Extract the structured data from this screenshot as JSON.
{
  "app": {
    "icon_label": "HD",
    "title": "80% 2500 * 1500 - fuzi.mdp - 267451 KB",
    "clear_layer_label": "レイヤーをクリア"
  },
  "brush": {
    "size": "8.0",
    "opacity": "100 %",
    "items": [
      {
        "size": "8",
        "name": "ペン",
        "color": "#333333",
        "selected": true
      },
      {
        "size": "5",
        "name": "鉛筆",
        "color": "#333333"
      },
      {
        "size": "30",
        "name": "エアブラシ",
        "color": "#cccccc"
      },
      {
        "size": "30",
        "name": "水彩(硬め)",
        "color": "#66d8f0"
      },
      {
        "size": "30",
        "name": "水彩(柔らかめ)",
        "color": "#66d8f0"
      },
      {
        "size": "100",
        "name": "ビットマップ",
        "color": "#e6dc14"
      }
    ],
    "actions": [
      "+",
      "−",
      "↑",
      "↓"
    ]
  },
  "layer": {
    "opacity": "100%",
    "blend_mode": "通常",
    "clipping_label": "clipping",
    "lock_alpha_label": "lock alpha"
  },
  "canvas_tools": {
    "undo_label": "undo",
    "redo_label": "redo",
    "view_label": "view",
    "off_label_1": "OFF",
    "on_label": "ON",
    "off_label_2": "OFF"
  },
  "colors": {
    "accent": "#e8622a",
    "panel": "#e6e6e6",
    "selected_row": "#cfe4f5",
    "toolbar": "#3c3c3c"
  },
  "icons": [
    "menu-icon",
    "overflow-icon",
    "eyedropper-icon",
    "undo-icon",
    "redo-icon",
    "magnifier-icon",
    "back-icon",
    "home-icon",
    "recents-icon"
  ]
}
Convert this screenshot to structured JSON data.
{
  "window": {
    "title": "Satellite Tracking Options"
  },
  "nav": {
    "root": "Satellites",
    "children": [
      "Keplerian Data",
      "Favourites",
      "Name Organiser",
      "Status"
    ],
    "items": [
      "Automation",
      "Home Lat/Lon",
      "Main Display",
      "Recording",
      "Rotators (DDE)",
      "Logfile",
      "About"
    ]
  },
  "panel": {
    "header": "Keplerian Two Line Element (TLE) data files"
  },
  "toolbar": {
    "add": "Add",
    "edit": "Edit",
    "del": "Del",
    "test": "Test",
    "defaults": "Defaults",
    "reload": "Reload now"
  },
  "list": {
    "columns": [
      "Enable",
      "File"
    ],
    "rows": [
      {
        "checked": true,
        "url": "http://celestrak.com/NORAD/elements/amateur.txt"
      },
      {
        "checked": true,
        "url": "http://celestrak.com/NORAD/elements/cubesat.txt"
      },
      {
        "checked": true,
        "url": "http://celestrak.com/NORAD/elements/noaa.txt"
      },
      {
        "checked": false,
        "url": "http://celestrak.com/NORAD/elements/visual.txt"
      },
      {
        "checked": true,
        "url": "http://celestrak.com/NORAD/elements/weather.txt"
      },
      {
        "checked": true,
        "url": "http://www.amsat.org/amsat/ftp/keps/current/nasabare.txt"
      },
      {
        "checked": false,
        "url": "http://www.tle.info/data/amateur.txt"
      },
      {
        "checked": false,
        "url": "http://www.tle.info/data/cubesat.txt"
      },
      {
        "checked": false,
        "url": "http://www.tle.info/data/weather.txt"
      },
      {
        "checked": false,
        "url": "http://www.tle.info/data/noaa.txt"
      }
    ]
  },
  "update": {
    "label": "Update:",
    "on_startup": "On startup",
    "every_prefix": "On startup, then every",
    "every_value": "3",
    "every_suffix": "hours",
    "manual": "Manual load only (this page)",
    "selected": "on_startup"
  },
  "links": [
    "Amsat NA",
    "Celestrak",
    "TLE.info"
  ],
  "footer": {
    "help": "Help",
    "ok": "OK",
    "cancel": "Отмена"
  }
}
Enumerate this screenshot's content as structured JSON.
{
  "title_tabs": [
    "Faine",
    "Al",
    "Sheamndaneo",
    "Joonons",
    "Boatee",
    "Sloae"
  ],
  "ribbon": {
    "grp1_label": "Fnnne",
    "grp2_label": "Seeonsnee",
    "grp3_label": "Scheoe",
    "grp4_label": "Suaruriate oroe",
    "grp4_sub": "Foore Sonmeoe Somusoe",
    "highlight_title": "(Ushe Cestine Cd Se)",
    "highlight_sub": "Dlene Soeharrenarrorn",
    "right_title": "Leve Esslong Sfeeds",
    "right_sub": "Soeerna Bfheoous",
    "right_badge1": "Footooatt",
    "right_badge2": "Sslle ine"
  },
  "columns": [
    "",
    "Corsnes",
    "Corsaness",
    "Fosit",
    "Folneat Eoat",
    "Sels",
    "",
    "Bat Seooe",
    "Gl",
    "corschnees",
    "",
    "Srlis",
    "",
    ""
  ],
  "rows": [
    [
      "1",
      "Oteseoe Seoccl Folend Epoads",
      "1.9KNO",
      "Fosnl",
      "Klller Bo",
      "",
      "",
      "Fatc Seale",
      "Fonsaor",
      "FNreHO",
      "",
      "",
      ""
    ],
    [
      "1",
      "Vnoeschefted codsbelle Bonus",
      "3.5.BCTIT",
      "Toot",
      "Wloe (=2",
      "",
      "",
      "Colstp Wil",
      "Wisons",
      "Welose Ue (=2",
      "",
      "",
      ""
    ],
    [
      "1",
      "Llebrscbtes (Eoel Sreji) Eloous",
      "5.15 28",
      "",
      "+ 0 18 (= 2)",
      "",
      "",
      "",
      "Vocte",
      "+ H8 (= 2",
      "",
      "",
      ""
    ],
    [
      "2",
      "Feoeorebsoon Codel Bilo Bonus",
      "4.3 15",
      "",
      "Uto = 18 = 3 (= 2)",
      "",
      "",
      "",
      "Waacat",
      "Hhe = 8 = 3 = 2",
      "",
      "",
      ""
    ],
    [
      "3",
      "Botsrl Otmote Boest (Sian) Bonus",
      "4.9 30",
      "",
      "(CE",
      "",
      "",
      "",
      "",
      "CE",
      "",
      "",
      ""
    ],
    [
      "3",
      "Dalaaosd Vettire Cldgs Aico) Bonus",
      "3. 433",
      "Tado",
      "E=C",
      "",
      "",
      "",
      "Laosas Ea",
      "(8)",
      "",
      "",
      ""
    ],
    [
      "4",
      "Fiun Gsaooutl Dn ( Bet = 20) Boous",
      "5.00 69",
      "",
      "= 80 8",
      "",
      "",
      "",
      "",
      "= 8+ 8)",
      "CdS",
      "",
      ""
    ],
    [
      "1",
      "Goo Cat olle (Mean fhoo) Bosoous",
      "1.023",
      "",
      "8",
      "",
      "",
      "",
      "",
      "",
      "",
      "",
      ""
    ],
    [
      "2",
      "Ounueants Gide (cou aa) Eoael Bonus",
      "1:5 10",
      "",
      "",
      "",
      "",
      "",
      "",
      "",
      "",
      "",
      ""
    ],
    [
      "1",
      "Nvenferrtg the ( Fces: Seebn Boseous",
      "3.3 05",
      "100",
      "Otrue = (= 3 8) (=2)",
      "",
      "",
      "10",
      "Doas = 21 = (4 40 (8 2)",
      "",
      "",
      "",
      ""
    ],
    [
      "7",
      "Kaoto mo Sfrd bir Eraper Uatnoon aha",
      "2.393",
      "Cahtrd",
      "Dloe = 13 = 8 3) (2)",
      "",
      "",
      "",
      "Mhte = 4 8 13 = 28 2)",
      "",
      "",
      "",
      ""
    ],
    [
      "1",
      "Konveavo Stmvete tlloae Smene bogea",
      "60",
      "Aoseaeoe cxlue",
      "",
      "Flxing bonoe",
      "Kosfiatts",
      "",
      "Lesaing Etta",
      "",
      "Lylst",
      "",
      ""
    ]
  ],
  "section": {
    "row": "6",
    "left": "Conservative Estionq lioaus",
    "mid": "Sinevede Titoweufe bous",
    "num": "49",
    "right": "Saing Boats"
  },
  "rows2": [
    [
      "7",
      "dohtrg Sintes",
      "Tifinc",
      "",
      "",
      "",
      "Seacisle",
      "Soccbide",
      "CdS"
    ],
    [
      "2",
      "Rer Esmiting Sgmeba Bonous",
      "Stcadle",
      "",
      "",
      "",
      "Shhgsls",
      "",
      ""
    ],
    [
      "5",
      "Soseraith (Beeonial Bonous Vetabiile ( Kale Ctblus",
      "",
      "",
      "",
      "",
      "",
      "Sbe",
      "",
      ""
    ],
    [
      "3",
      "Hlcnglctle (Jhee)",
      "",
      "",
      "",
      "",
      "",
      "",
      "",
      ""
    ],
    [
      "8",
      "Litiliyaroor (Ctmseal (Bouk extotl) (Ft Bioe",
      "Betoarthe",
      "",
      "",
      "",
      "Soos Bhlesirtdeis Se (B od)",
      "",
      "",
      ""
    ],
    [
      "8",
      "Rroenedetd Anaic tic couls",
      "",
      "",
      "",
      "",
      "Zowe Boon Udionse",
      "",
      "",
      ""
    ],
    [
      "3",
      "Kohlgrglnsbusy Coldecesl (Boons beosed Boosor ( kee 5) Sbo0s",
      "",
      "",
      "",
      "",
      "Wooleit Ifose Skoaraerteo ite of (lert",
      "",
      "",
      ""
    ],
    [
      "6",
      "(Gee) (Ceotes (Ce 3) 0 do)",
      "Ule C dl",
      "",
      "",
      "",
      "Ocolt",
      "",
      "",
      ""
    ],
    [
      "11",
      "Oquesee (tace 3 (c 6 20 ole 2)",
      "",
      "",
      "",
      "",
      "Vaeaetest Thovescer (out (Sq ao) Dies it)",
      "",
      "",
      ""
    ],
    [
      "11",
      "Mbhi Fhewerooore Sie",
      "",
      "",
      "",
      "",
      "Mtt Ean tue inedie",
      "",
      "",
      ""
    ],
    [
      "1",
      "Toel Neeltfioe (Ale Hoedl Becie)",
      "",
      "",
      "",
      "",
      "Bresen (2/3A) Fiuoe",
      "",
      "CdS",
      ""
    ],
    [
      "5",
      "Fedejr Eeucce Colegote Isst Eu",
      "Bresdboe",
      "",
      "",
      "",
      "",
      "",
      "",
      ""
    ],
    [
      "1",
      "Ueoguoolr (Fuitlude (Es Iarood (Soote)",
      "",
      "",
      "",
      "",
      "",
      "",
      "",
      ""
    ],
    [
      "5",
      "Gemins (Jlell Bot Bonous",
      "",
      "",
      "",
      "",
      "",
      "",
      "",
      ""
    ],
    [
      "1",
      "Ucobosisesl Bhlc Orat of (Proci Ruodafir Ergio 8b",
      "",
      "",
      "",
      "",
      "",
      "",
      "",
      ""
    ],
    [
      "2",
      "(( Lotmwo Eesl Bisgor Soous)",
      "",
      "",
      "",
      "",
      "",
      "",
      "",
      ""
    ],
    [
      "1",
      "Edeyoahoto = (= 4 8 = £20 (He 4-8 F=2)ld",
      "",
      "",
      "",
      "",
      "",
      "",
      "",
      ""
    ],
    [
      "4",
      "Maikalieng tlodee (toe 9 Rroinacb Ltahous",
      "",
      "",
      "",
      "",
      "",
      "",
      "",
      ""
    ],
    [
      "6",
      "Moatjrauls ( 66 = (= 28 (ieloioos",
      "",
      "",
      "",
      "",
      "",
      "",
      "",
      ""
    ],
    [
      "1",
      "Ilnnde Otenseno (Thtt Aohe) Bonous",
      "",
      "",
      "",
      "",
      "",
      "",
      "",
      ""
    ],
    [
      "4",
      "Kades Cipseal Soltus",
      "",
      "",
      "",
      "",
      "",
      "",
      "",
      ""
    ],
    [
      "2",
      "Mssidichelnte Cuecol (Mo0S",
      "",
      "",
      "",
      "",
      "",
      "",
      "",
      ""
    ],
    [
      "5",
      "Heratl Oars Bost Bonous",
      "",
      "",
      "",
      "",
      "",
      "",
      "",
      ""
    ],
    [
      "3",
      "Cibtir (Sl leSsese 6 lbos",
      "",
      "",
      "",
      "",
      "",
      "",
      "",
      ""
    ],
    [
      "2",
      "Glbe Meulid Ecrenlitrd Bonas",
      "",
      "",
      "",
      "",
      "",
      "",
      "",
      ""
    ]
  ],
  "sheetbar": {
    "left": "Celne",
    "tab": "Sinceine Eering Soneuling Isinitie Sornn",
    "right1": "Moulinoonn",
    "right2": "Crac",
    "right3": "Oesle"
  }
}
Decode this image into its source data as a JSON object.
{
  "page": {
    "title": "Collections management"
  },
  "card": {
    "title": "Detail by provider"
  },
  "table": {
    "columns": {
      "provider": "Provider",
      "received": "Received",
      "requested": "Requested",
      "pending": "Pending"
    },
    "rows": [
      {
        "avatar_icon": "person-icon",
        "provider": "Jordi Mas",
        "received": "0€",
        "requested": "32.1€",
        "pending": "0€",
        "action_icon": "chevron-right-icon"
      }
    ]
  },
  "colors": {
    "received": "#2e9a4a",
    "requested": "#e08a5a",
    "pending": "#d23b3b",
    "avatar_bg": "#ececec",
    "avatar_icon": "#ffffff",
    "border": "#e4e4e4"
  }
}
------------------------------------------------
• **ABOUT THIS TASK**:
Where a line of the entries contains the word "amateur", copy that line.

• **RESULT**:
        "url": "http://celestrak.com/NORAD/elements/amateur.txt"
        "url": "http://www.tle.info/data/amateur.txt"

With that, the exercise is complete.